### REQUIREMENT
Return all the entries word for word, minus the pictures.

### DATA FOR REVIEW
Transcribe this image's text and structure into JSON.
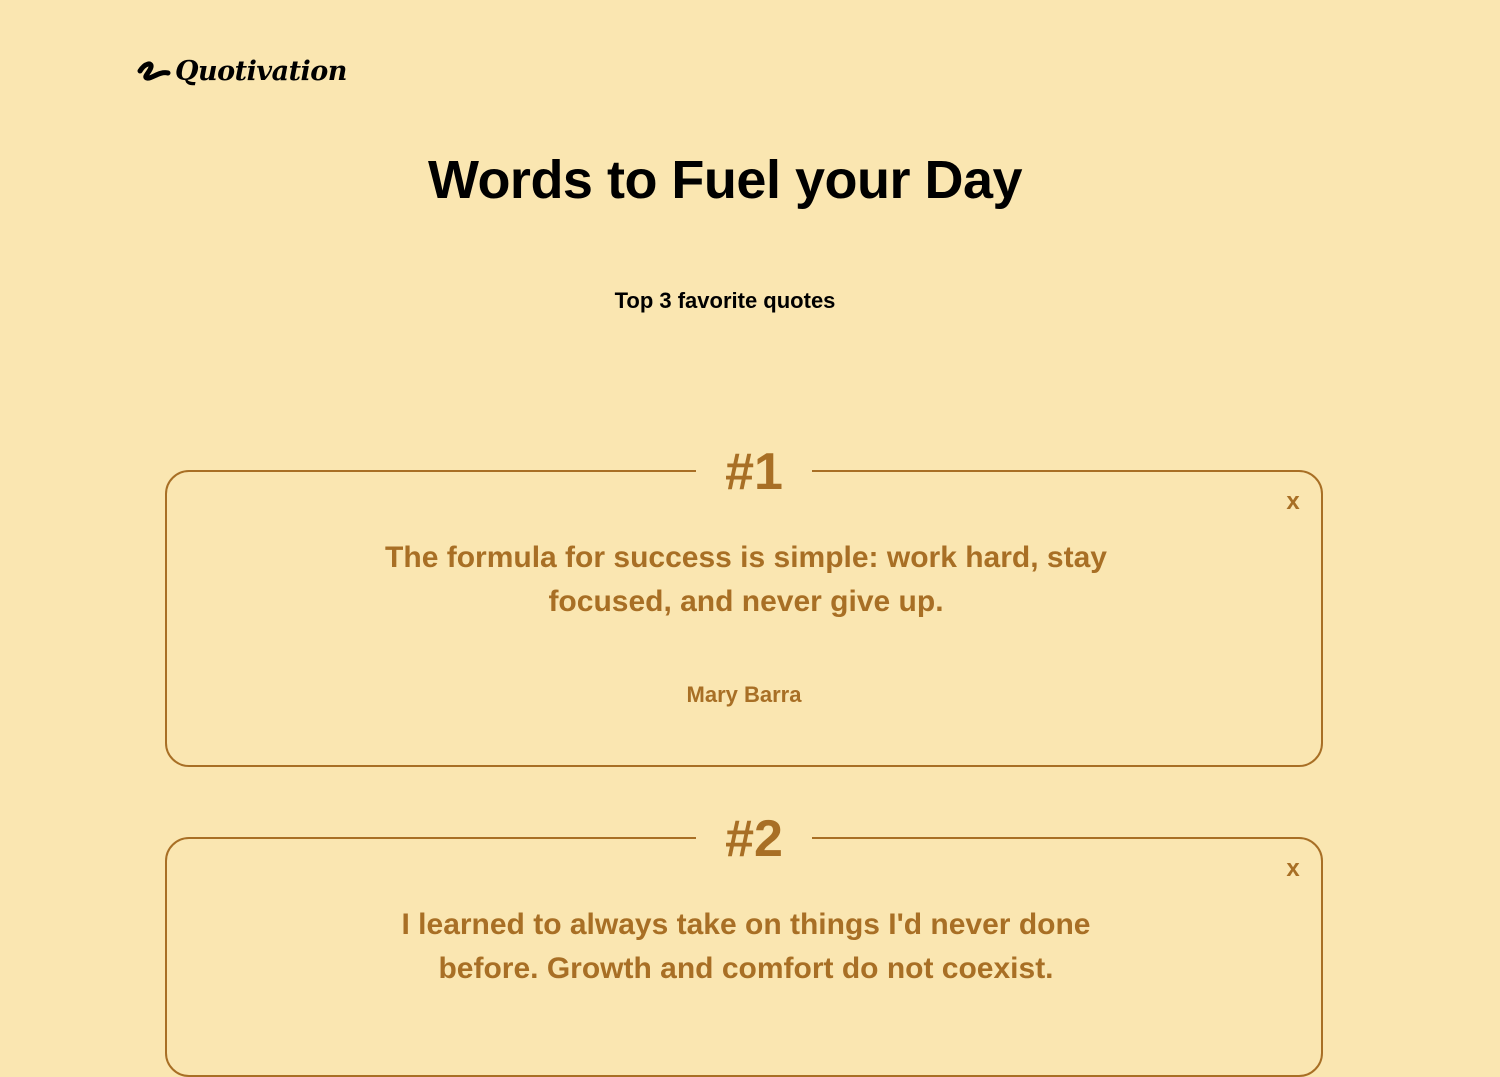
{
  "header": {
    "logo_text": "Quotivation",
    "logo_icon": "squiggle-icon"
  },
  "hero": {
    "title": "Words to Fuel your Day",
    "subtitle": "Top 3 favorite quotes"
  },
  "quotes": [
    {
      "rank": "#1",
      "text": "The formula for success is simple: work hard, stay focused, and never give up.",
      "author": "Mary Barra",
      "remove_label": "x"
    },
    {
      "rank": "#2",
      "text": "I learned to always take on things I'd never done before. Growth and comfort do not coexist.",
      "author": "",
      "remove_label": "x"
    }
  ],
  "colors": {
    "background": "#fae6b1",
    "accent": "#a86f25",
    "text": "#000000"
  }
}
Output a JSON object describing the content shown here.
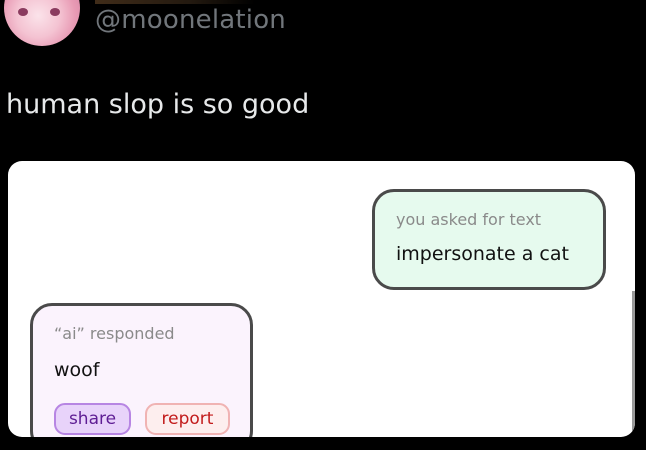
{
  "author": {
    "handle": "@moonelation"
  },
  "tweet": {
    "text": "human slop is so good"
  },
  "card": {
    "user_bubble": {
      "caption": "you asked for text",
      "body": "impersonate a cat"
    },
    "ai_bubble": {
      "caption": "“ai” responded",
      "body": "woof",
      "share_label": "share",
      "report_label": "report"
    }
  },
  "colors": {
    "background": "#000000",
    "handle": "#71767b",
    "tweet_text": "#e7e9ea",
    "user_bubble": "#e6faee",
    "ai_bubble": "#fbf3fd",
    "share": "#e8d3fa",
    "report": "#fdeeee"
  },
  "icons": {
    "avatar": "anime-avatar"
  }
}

### ANSWER TO THIS EXERCISE
Transcribe this image's text and structure into JSON.
{
  "header": {
    "logo_text": "Quotivation",
    "logo_icon": "squiggle-icon"
  },
  "hero": {
    "title": "Words to Fuel your Day",
    "subtitle": "Top 3 favorite quotes"
  },
  "quotes": [
    {
      "rank": "#1",
      "text": "The formula for success is simple: work hard, stay focused, and never give up.",
      "author": "Mary Barra",
      "remove_label": "x"
    },
    {
      "rank": "#2",
      "text": "I learned to always take on things I'd never done before. Growth and comfort do not coexist.",
      "author": "",
      "remove_label": "x"
    }
  ],
  "colors": {
    "background": "#fae6b1",
    "accent": "#a86f25",
    "text": "#000000"
  }
}
Output a JSON object describing the content shown here.
{
  "author": {
    "handle": "@moonelation"
  },
  "tweet": {
    "text": "human slop is so good"
  },
  "card": {
    "user_bubble": {
      "caption": "you asked for text",
      "body": "impersonate a cat"
    },
    "ai_bubble": {
      "caption": "“ai” responded",
      "body": "woof",
      "share_label": "share",
      "report_label": "report"
    }
  },
  "colors": {
    "background": "#000000",
    "handle": "#71767b",
    "tweet_text": "#e7e9ea",
    "user_bubble": "#e6faee",
    "ai_bubble": "#fbf3fd",
    "share": "#e8d3fa",
    "report": "#fdeeee"
  },
  "icons": {
    "avatar": "anime-avatar"
  }
}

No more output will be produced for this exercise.